His later books weren’t translated from Kelsang Gyatso’s oral teachings: they were written with the Tharpa editing team and panned out through local NKT study programmes. The focus has been, not teaching his students, but ‘The Importance of Developing New Dharma Centres’, the name of an NKT leaflet published in 1992. Kelsang Gyatso has not published more complex books as he matures, but simpler ones to attract a simpler audience. His attempt at publishing for a Tibetan audience, in 2014, was quickly dropped from the Tharpa website after the gift of 500 books to a Shugden monastery in India, Shar Gaden. I was told by two separate sources, that the Tibetan spelling was remarkably bad. Kelsang Gyatso did offer us the ‘Perfection of Wisdom Sutras’ (I heard him live, I can’t remember the year) but said that we ‘weren’t ready for it’ and should do more Lamrim. That book never appeared.
Kelsang Gyatso has repeatedly stated that ‘the book is the teacher’ and given minimal oral or ‘live’ commentaries to his own published books as he stressed, as his students, that we read the book ‘again and again’ as he did, until it felt like ‘Je Tsongkhapa was talking to him’. In the NKT Teacher Training Programme we were asked how we were going to create those experiences for ourselves. Transmissions from thin air…? In the Tibetan world this is not transmission, especially for tantra: if everything is edited, shortened and rounded out, then ‘what’ were we studying? Like the medicinal tree, we had part of the beauty of Dharma. The danger is in taking that as the ‘whole’. If there’s a long way to fall, as in tantric practice, you need more instructions, not less. You can’t make do with a book and your own imagination. You can easily get lost, disoriented, confused and, dangerously mistaken. And ‘teach’ the same misapprehensions to others, even if you are ‘keeping to the words in the books’ as an NKT teacher. At what point in this process of ‘bringing pure Dharma to the West’ is the ‘transmission’ lost? That is a new question. And we don’t really know what ‘transmissions’ Kelsang Gyatso has. Any Tibetan teacher will tell you; it’s their guarantee.
My conclusion?

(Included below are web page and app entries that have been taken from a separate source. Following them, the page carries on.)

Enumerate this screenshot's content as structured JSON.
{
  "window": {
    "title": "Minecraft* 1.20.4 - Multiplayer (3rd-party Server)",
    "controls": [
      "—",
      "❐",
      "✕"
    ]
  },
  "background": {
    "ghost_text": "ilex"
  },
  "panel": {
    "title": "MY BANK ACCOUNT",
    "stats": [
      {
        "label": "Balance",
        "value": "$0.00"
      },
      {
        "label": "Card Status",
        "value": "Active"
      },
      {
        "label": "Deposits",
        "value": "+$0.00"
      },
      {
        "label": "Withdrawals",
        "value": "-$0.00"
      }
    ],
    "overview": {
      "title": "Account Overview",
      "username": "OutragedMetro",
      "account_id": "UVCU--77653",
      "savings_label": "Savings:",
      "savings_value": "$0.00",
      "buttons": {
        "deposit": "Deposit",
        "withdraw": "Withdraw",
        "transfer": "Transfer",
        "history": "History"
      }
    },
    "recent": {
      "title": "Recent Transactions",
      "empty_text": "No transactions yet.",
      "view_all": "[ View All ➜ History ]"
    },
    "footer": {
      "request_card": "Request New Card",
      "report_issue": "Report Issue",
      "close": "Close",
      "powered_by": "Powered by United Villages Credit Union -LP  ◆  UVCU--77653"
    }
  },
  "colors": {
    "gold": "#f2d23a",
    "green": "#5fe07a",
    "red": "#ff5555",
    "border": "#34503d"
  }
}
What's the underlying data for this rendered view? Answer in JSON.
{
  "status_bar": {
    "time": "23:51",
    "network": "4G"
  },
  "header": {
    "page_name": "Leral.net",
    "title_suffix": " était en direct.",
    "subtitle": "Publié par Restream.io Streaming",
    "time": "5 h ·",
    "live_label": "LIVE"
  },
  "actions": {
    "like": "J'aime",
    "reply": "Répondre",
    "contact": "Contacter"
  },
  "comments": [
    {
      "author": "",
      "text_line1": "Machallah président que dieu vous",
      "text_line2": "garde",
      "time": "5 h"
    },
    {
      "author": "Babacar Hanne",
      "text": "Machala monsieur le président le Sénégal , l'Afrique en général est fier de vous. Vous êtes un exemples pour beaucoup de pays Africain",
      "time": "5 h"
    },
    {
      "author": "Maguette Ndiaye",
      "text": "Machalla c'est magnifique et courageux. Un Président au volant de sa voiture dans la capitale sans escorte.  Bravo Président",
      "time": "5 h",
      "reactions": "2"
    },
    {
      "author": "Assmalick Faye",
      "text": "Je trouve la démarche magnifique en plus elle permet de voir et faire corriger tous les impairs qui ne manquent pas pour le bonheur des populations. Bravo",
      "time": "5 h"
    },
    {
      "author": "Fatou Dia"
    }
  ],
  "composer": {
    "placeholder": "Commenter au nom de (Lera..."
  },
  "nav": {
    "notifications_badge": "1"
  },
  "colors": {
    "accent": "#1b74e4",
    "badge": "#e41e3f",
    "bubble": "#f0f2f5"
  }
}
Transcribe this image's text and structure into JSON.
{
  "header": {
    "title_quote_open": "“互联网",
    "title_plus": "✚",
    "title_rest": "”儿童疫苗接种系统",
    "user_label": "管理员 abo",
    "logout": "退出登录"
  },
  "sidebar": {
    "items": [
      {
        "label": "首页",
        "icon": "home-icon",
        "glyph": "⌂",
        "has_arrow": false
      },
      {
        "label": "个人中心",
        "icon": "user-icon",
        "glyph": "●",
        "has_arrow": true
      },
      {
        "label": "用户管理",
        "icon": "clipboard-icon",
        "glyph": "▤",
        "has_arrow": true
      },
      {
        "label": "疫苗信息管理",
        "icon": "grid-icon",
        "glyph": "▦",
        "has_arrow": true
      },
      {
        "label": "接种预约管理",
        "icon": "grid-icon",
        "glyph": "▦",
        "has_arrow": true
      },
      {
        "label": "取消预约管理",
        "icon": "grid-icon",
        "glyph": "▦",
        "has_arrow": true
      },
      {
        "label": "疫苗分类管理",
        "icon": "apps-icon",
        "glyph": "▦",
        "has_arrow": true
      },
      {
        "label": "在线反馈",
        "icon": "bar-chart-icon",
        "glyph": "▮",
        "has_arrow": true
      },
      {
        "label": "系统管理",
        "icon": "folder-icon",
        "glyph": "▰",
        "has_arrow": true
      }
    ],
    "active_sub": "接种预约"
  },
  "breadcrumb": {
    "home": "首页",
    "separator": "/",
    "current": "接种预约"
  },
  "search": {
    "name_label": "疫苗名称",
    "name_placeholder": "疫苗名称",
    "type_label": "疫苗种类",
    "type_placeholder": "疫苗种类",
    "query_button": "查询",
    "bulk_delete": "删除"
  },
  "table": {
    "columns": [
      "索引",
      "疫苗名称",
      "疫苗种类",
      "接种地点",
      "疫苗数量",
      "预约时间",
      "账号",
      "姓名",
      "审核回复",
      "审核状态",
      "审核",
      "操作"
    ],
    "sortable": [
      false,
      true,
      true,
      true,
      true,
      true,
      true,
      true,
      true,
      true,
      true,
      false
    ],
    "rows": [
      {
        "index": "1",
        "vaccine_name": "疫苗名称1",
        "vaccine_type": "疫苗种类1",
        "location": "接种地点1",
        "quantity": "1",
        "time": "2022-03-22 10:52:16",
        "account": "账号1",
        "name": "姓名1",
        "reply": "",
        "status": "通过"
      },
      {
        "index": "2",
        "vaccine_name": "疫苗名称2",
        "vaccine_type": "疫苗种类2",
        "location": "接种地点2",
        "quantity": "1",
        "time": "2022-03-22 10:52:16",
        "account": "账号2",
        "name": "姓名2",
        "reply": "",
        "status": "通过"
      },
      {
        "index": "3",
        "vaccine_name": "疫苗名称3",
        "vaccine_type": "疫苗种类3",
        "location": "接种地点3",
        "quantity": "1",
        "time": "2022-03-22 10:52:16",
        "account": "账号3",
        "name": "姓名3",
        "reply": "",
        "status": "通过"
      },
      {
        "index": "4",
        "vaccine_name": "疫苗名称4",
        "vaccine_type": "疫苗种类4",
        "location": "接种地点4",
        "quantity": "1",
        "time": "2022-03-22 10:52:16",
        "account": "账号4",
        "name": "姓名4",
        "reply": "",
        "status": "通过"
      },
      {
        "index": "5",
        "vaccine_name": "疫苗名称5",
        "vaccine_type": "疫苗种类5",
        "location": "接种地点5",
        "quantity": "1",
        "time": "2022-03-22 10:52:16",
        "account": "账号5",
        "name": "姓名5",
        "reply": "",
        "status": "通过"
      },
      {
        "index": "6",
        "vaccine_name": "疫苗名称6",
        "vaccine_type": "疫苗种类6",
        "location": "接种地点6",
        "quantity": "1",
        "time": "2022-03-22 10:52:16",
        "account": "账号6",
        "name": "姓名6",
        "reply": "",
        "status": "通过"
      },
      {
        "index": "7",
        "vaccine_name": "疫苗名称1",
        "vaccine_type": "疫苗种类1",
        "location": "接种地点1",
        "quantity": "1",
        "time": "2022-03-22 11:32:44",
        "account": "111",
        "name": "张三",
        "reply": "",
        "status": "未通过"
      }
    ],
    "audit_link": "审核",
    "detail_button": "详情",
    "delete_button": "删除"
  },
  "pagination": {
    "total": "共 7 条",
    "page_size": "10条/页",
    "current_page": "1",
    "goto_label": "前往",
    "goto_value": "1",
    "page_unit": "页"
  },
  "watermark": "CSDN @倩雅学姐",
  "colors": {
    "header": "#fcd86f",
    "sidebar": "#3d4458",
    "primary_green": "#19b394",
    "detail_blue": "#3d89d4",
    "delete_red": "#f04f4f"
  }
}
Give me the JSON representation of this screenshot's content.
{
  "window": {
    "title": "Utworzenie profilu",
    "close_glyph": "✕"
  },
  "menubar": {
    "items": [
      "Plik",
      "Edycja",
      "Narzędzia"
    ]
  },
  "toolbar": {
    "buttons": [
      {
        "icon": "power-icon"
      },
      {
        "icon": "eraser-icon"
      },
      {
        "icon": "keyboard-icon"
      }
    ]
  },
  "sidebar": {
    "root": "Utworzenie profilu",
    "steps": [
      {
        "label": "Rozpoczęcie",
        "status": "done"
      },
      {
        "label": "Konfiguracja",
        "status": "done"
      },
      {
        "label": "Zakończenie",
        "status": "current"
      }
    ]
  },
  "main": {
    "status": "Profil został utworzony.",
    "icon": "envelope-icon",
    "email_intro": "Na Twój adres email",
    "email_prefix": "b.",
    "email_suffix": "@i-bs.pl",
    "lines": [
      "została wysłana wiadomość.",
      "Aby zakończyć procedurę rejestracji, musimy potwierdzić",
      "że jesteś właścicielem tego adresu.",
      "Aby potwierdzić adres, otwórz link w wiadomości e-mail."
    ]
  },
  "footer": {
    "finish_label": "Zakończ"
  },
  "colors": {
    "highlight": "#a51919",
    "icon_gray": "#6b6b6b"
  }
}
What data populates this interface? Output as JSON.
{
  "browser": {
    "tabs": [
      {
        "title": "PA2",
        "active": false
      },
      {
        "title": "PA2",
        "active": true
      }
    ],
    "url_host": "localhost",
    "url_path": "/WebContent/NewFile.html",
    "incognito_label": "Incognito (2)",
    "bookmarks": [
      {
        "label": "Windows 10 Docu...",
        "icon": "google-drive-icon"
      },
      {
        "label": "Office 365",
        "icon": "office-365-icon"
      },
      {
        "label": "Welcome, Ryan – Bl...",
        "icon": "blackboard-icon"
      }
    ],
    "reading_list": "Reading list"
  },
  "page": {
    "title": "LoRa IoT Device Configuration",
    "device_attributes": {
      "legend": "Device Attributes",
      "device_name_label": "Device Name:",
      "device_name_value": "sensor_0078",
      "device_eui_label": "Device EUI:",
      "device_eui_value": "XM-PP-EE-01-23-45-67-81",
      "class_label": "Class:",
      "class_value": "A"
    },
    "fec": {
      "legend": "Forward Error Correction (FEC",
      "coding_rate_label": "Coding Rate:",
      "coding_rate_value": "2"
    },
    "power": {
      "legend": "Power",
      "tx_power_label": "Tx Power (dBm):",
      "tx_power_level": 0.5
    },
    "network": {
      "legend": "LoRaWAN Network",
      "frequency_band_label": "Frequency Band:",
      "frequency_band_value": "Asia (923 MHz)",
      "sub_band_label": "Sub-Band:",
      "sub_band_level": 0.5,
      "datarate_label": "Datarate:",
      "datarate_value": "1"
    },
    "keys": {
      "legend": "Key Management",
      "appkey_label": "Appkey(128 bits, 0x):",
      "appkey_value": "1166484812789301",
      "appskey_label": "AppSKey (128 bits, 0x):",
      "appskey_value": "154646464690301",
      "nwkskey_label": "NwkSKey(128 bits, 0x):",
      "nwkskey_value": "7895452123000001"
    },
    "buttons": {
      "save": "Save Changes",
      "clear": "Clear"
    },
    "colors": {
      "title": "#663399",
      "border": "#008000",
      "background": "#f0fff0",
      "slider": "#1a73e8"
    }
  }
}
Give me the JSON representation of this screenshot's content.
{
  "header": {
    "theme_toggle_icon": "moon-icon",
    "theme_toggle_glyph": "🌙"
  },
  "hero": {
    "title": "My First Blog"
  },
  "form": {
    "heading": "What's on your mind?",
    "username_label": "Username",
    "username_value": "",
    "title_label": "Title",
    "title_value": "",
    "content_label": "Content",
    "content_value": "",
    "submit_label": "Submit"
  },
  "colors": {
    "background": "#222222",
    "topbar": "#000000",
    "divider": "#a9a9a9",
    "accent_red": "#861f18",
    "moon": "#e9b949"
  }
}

Read his life. (Out soon!) I think, with so little formal study, that Kelsang Gyatso, faced with a request from Geshe Rabten to go to Switzerland in 1978 to teach Dharmakirti’s Pramanavartika, (difficult even for highly trained teachers), soon realised he’d be better as an ‘independent’ teacher with his own British students, far away from the ‘systems’ he left behind in Tibet. He’s still fighting those systems, so that he can’t be ‘seen’ by them, hiding as he is behind ‘Shugden’ and full of blame. Is this a smoke screen for the fact that he never became what His Holiness the Dalai Lama definitively is, a fully qualified teacher? If you abandon a ‘system’, you have to create your own – I feel Kelsang Gyatso got trapped within his own invention as the very system he rejected is simultaneously also the source of his own attraction.
If my ‘life’ of Kelsang Gyatso provokes a proper biography, or parts of one, I will be content. Kelsang Gyatso is an unknown.
Carol McQuire, New Kadampa Survivors, 31st October 2014.
Last edited on Nov. 2, 2014, 2:23 pm